-- Opening Marker --
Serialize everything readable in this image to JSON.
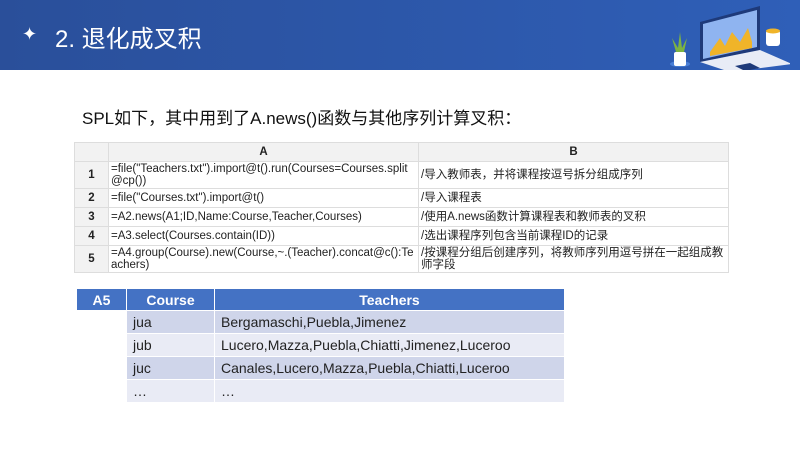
{
  "header": {
    "icon": "sparkle-icon",
    "title": "2. 退化成叉积"
  },
  "intro": "SPL如下，其中用到了A.news()函数与其他序列计算叉积：",
  "spl": {
    "col_a": "A",
    "col_b": "B",
    "rows": [
      {
        "n": "1",
        "a": "=file(\"Teachers.txt\").import@t().run(Courses=Courses.split@cp())",
        "b": "/导入教师表，并将课程按逗号拆分组成序列"
      },
      {
        "n": "2",
        "a": "=file(\"Courses.txt\").import@t()",
        "b": "/导入课程表"
      },
      {
        "n": "3",
        "a": "=A2.news(A1;ID,Name:Course,Teacher,Courses)",
        "b": "/使用A.news函数计算课程表和教师表的叉积"
      },
      {
        "n": "4",
        "a": "=A3.select(Courses.contain(ID))",
        "b": "/选出课程序列包含当前课程ID的记录"
      },
      {
        "n": "5",
        "a": "=A4.group(Course).new(Course,~.(Teacher).concat@c():Teachers)",
        "b": "/按课程分组后创建序列，将教师序列用逗号拼在一起组成教师字段"
      }
    ]
  },
  "result": {
    "headers": [
      "A5",
      "Course",
      "Teachers"
    ],
    "rows": [
      [
        "jua",
        "Bergamaschi,Puebla,Jimenez"
      ],
      [
        "jub",
        "Lucero,Mazza,Puebla,Chiatti,Jimenez,Luceroo"
      ],
      [
        "juc",
        "Canales,Lucero,Mazza,Puebla,Chiatti,Luceroo"
      ],
      [
        "…",
        "…"
      ]
    ]
  }
}
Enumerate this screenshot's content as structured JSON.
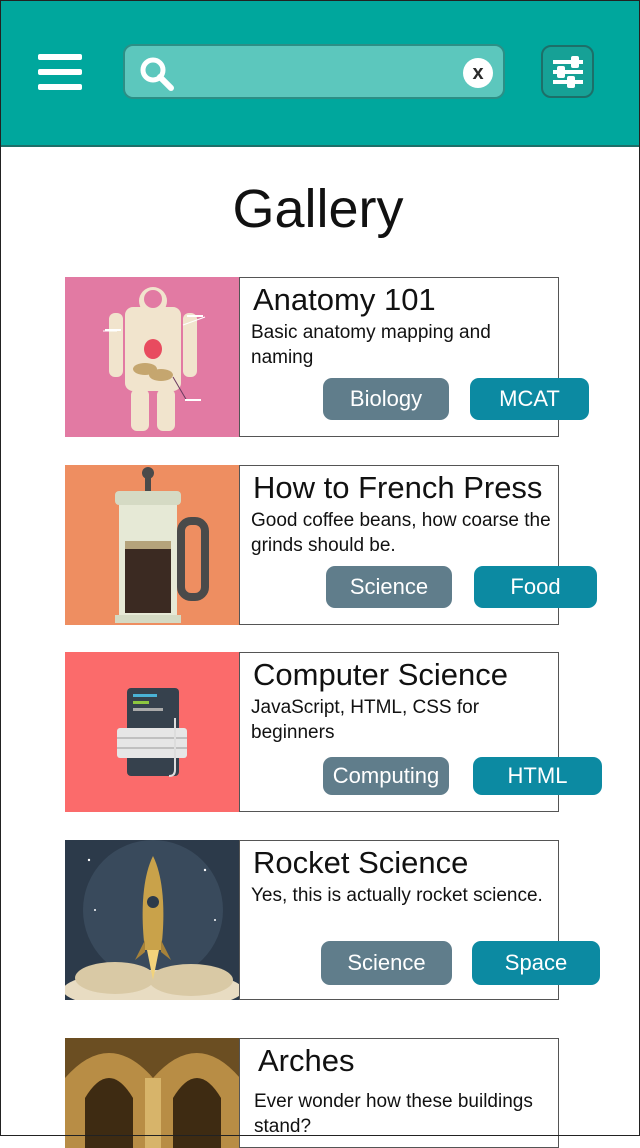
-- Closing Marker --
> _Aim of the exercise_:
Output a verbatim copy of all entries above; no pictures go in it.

> _The answer_:
Serialize everything readable in this image to JSON.
{
  "header": {
    "icon": "sparkle-icon",
    "title": "2. 退化成叉积"
  },
  "intro": "SPL如下，其中用到了A.news()函数与其他序列计算叉积：",
  "spl": {
    "col_a": "A",
    "col_b": "B",
    "rows": [
      {
        "n": "1",
        "a": "=file(\"Teachers.txt\").import@t().run(Courses=Courses.split@cp())",
        "b": "/导入教师表，并将课程按逗号拆分组成序列"
      },
      {
        "n": "2",
        "a": "=file(\"Courses.txt\").import@t()",
        "b": "/导入课程表"
      },
      {
        "n": "3",
        "a": "=A2.news(A1;ID,Name:Course,Teacher,Courses)",
        "b": "/使用A.news函数计算课程表和教师表的叉积"
      },
      {
        "n": "4",
        "a": "=A3.select(Courses.contain(ID))",
        "b": "/选出课程序列包含当前课程ID的记录"
      },
      {
        "n": "5",
        "a": "=A4.group(Course).new(Course,~.(Teacher).concat@c():Teachers)",
        "b": "/按课程分组后创建序列，将教师序列用逗号拼在一起组成教师字段"
      }
    ]
  },
  "result": {
    "headers": [
      "A5",
      "Course",
      "Teachers"
    ],
    "rows": [
      [
        "jua",
        "Bergamaschi,Puebla,Jimenez"
      ],
      [
        "jub",
        "Lucero,Mazza,Puebla,Chiatti,Jimenez,Luceroo"
      ],
      [
        "juc",
        "Canales,Lucero,Mazza,Puebla,Chiatti,Luceroo"
      ],
      [
        "…",
        "…"
      ]
    ]
  }
}
Enumerate this screenshot's content as structured JSON.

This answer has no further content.